The film is carried squarely on the shoulders of Owen Wilson, who plays screenwriter Gil who goes to Paris looking for inspiration after struggling. You feel the character is heavily based on Allen himself, not just because of his situation and his quest for creativity in a different city, but because the character dresses like Allen and talks like Allen, using Allen's famous extended vocabulary and squeezing in facts and neuroses about life into very short, quickly delivered sentences. Wilson is able to pull off the pacing of the film, and with that, he holds the film together. A lesser performance, and the film would have fallen down, as it relies heavily on its fast-paced dialogue (so fast, in fact, the film only lasts 94 minutes). Rachel McAdams is reduced to somewhat of a cameo role as his wife, which is a shame, but also not, because she's quite wooden when she does appear on screen. Michael Sheen's brief appearances as Paul, as he plays an upper-class know-it-all quite well, surprisingly enough. Even Carla Bruni is alright in her cameo as the tour guide. In the 1920's, Tom Hiddleston (there he is again) is utterly charming in bringing F. Scott Fitzgerald to life, and Corey Stoll is fitfully deep and poignant and drunk as Ernest Hemingway. Kathy Bates doesn't seem to play Gertrude Stein, she seems to play Friendly Mother Movie Role Which Is Usually Filled By Kathy Bates, while Adrian Brody does a great cameo as Salvador Dali.

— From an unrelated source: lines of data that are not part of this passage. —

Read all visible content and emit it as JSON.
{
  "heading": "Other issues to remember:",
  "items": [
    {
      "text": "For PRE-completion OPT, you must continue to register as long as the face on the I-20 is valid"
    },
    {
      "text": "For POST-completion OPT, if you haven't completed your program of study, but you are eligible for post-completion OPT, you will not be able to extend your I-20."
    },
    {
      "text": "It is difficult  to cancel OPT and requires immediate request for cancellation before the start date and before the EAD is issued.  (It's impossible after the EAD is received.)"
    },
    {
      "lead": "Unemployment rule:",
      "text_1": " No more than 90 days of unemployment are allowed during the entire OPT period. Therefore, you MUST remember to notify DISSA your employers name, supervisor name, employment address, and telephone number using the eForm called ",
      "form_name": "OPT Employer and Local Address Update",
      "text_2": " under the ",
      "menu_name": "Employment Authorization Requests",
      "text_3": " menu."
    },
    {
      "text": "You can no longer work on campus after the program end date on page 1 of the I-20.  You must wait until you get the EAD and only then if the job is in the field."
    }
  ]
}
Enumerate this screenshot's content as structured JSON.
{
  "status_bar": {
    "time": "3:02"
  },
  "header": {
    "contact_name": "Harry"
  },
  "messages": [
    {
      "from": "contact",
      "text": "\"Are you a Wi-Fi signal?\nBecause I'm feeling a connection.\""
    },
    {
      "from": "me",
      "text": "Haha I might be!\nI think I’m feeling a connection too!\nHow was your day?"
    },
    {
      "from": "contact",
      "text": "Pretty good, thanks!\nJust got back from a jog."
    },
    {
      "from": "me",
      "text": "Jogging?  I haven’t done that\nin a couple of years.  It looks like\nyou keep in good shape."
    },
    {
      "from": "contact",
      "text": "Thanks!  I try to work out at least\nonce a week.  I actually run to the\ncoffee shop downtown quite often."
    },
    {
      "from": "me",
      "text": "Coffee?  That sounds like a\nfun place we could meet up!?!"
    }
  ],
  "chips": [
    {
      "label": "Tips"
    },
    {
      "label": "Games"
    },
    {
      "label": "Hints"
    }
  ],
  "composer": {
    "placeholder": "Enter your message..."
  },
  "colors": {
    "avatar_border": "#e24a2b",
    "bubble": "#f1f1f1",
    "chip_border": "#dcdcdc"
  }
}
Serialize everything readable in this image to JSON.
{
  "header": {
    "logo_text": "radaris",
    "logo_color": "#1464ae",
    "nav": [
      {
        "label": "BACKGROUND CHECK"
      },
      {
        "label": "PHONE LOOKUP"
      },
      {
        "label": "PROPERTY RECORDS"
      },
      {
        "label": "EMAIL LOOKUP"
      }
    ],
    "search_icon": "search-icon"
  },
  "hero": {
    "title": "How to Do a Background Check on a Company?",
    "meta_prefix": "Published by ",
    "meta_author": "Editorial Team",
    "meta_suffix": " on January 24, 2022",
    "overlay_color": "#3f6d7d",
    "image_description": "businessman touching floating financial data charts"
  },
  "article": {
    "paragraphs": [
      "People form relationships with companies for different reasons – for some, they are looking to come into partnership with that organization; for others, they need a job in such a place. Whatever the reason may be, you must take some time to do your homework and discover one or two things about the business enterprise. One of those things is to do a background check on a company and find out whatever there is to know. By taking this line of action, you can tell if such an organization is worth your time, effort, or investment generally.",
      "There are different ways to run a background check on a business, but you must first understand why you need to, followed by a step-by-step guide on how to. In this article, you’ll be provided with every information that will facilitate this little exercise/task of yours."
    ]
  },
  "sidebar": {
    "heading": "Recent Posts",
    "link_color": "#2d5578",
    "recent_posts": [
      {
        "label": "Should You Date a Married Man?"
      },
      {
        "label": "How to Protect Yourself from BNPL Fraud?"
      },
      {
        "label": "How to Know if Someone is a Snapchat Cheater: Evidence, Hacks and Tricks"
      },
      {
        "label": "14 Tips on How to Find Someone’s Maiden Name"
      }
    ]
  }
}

However, Marion Cotillard does fantastically well as Adriana, Picasso's mistress and muse who falls in love with Gil and vice versa. Her character seems to be a 1920's equivalent of Gil, with aspirations of something greater whilst reminiscing of an earlier period as a great time than the present. The characters fit together well and Wilson and Cotillard have a lot of chemistry, which is surprising given the short amount of time they're given to develop it in. Although their romance doesn't explore any new territory plot-wise, the fact that their relationship IS full of clichés about romance and Paris is never going to be more fitting than it is here. I will say, Cotillard's character seems far less complex than Wilson's character; Gil seems to be more a man of contemplation and reminiscence and vocabulary and neuroses, it seems as if more thought was given to creating this one character over any other, and as such, Gil dominates the proceedings throughout, becoming the tour de force in any given situation, for which most of the fellow leading characters suffer for, let alone the secondary characters and cameos. Their impact is lessened, but not unnoticed by any means.

Overall, it's a really interesting story Allen has devised here and he pulls it off well, hardly surprising given the years of experience he's had in delivering such films. The wide range of characters and the vast amount of fast-spoken dialogue mean you have to keep up with it; it is blink and you'll miss it at some points. Although some characters seem staged rather than natural, others are allowed to develop and flourish on screen and they do so greatly. The film looks beautifully shot, is directed well, and clearly written well as the dialogue is snappy and the story ticks along at a steady rate, reaching a firm conclusion. It may be full of clichés, but it's set in Paris, what did you expect? At least no-one gets engaged on top of the Eiffel Tower.

Rating: ****

Midnight in Paris was released on 7th October 2011 and is no longer being shown in cinemas.